Gaussian elimination is the right way to go.
Having done that the third equation is
You have to figure out what this implies for various values of
Specifically those that make the coefficient zero.
Hi,
I have a question regarding linear algebra which I am unsure of how to approach. The question says:
Determine the values of a for which the following system of equations has (a) no solutions, (b) exactly one solution, and (c) infinitely many solutions.
x + y + 7z = -7
2x + 3y + 17z = -16
x + 2y + (a^2+1)z = 3a
So I assume that we would use some form of Gaussian to figure out the solutions because thats what have have been doing in the course so far, but everything I have tried so far has failed!!!
I did get a solution of a=3 for no solutions, but I'm not actually sure if this is correct (what I did was set a^2-6 equal to 3 after using row reduction). Anyway any help I could get would be greatly appreciated or even just any clues as to how I should start this problem.
Thanks in advance!!
Gaussian elimination is the right way to go.
Having done that the third equation is
You have to figure out what this implies for various values of
Specifically those that make the coefficient zero.
So the solutions I found are:
For no solution: a=3
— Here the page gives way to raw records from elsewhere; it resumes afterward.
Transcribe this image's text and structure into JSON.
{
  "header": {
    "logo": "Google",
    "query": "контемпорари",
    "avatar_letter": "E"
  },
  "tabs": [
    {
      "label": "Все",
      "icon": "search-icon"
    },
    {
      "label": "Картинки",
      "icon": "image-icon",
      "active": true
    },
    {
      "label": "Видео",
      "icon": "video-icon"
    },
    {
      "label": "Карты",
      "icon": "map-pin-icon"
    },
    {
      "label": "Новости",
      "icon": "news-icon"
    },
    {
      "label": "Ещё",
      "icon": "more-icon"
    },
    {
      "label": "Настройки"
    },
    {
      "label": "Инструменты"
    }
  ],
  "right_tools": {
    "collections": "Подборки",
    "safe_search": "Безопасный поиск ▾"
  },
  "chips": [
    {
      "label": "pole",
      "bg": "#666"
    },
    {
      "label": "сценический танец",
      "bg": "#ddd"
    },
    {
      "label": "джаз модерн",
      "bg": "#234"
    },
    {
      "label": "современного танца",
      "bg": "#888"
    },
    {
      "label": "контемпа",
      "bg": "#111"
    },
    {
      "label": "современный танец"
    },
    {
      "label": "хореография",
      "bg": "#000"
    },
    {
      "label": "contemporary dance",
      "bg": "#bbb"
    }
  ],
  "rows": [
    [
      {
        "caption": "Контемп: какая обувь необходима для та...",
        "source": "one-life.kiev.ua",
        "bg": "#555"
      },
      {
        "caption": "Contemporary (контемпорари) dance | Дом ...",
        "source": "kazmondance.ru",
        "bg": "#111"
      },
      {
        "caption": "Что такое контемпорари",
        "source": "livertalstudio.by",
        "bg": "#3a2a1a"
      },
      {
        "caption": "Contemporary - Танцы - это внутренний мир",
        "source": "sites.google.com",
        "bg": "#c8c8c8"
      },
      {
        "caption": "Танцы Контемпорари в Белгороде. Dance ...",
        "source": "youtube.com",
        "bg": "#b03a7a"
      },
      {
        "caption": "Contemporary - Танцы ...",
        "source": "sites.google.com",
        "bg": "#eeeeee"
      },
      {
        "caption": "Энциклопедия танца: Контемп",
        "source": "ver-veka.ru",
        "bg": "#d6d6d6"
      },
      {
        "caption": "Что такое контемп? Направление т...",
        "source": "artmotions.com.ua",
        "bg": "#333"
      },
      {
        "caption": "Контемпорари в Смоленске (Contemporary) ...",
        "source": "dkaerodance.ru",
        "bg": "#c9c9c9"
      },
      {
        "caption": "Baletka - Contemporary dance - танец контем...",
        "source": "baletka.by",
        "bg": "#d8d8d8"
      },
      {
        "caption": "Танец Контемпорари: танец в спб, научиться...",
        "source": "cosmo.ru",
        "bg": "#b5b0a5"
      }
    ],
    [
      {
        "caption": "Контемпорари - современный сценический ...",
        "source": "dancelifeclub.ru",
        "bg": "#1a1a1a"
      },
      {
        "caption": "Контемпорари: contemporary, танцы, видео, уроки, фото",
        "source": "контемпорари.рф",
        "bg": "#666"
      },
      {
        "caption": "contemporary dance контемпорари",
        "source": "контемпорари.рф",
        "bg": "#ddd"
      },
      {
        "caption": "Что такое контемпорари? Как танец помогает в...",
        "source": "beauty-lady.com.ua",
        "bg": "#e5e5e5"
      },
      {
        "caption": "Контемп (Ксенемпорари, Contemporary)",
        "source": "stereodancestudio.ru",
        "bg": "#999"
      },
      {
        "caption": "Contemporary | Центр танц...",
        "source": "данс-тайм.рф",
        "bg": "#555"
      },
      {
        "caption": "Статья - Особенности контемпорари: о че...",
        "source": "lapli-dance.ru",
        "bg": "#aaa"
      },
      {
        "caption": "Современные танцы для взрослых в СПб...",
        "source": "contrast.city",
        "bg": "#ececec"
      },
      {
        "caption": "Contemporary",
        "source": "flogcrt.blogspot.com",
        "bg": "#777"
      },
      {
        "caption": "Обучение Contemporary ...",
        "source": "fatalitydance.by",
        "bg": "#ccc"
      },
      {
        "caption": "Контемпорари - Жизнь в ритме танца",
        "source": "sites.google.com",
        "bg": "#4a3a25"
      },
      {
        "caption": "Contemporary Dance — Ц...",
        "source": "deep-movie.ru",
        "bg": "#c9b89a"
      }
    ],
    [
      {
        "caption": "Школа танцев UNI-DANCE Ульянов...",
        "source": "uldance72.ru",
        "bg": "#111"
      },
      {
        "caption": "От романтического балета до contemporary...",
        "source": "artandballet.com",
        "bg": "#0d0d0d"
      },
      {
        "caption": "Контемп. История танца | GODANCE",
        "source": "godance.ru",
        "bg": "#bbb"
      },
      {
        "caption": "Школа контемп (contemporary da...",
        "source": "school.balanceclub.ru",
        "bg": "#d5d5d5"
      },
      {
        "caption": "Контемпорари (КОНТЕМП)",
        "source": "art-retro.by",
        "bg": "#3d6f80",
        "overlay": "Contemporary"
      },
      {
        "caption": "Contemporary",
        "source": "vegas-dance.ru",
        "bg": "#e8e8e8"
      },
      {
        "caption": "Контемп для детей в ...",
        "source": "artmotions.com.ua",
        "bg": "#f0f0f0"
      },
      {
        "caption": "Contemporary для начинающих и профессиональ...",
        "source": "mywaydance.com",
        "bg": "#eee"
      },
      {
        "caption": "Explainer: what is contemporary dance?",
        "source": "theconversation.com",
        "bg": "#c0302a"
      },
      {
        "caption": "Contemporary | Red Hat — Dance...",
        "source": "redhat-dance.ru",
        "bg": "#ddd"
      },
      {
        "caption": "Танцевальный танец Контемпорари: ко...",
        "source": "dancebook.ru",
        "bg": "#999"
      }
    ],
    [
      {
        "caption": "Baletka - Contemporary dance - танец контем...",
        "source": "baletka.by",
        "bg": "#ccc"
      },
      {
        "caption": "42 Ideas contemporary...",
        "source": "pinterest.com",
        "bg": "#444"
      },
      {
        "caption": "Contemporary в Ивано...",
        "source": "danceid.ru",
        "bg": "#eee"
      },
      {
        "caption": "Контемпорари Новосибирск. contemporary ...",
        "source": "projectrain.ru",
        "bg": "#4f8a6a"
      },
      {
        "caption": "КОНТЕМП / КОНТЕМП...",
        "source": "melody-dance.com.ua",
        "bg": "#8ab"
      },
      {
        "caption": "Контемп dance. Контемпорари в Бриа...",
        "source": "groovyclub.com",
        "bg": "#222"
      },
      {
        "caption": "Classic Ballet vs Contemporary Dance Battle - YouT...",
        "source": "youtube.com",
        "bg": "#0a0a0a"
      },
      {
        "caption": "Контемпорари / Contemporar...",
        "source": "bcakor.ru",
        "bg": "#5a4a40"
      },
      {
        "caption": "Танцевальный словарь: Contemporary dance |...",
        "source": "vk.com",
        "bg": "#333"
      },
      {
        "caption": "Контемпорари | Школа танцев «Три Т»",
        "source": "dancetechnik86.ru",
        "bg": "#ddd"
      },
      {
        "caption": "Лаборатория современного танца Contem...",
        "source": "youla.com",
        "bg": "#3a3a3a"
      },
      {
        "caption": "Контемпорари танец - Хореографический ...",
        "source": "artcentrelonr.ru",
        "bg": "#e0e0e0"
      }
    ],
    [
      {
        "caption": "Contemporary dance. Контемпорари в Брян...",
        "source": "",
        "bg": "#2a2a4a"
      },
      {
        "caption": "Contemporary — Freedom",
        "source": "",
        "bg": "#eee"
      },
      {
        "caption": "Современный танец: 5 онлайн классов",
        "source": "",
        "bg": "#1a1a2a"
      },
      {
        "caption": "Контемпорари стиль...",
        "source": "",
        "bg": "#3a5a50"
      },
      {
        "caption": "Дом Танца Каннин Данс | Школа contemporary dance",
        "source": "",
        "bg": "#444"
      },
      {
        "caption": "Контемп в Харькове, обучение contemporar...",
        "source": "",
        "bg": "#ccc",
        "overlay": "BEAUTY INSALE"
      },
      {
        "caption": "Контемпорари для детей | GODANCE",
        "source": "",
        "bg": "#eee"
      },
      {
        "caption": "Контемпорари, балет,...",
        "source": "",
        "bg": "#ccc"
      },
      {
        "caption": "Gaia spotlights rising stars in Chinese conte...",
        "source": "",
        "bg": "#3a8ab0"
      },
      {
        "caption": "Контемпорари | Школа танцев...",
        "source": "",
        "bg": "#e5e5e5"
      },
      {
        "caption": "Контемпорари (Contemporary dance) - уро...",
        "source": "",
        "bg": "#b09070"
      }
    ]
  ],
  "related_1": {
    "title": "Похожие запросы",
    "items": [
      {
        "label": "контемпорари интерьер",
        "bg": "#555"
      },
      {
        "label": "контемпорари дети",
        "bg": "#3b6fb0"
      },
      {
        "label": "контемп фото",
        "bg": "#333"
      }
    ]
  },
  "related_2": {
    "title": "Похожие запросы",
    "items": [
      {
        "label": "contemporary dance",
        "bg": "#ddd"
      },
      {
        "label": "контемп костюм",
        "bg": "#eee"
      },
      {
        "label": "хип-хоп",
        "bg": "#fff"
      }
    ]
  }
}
For infinitely many solutions: a=-3
and
For one solution: a E {R/(-3,3)}
Sorry with that last one I know how I've written it probably isn't the correct way to write it mathematically but what i meant is that a is an element of the Real number system not including -3 and 3 (if you could show me how to write this properly it would be very appreciated as it has been a while since I have done that type of stuff). Are these the correct solutions?
Anyway thank-you very much for the help you have given me so far!